Oak Ridge police are crediting training they received in 2016 on using tourniquets for helping them save the life of a man who was badly injured while trying to break into a house.
The Oak Ridge Police Department says just after 5 a.m. Tuesday they received a call about a burglary in progress in the 200 block of Manhattan Avenue. The resident heard loud noises and glass breaking out side the house. She also said someone was shouting and trying to break in through the front door.
Officers found a man on the front porch with severe, deep cuts to both arms. Officers believe he was trying to break into the house when part of the glass storm door shattered.
Officers told him to stop what he was doing, but they said he ignored them. They say he also seemed oblivious to his injuries, could not speak clearly and was suffering significant blood loss.
After using non-lethal weapons to subdue him, officers moved the man away from the broken glass and applied tourniquets to both arms. He was then taken to UT Medical Center where he was rushed into surgery.

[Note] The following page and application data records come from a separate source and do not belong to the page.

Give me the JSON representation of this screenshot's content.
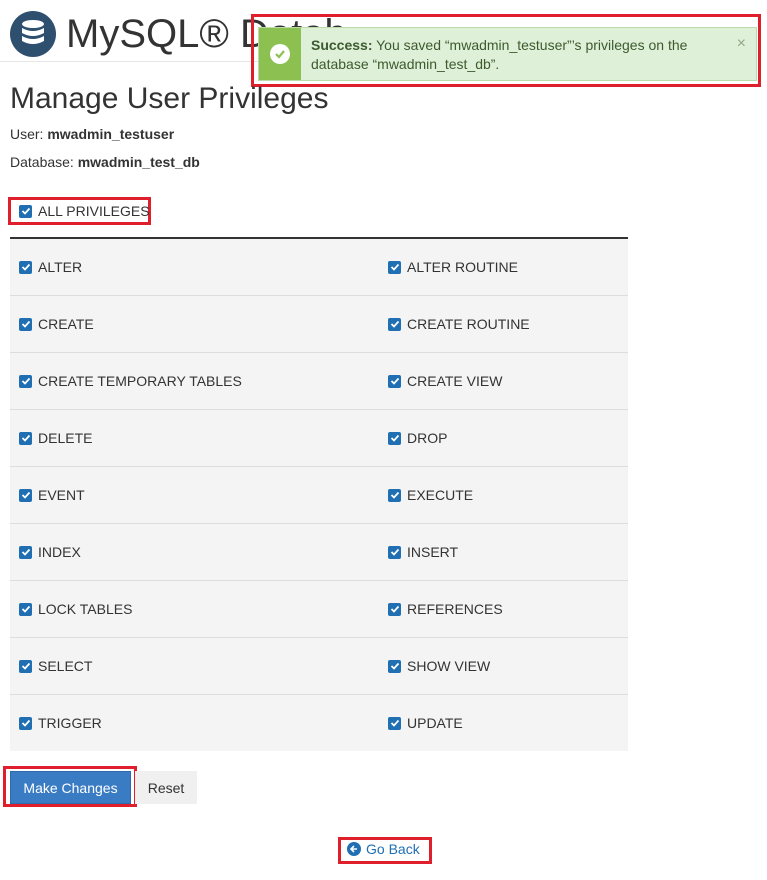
{
  "header": {
    "title": "MySQL® Datab",
    "icon": "database-icon"
  },
  "toast": {
    "title": "Success:",
    "message": "You saved “mwadmin_testuser”’s privileges on the database “mwadmin_test_db”.",
    "close": "×",
    "color": "#dff0d8",
    "accent": "#8cc152"
  },
  "page": {
    "title": "Manage User Privileges",
    "user_label": "User:",
    "user_value": "mwadmin_testuser",
    "db_label": "Database:",
    "db_value": "mwadmin_test_db"
  },
  "all_privileges": {
    "label": "ALL PRIVILEGES",
    "checked": true
  },
  "privileges": [
    [
      "ALTER",
      "ALTER ROUTINE"
    ],
    [
      "CREATE",
      "CREATE ROUTINE"
    ],
    [
      "CREATE TEMPORARY TABLES",
      "CREATE VIEW"
    ],
    [
      "DELETE",
      "DROP"
    ],
    [
      "EVENT",
      "EXECUTE"
    ],
    [
      "INDEX",
      "INSERT"
    ],
    [
      "LOCK TABLES",
      "REFERENCES"
    ],
    [
      "SELECT",
      "SHOW VIEW"
    ],
    [
      "TRIGGER",
      "UPDATE"
    ]
  ],
  "actions": {
    "make_changes": "Make Changes",
    "reset": "Reset",
    "go_back": "Go Back"
  },
  "colors": {
    "primary": "#3a7cc4",
    "checkbox": "#1f6fb2",
    "highlight": "#e01f2d"
  }
}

Officials did not know his condition but expect to file charges.
The police department received extensive tourniquet training in 2016 from the Los Angeles County Sheriff’s Department. All Oak Ridge officers are now required to carry them. Surgeons at UTMC say the quick application of tourniquets likely saved his life.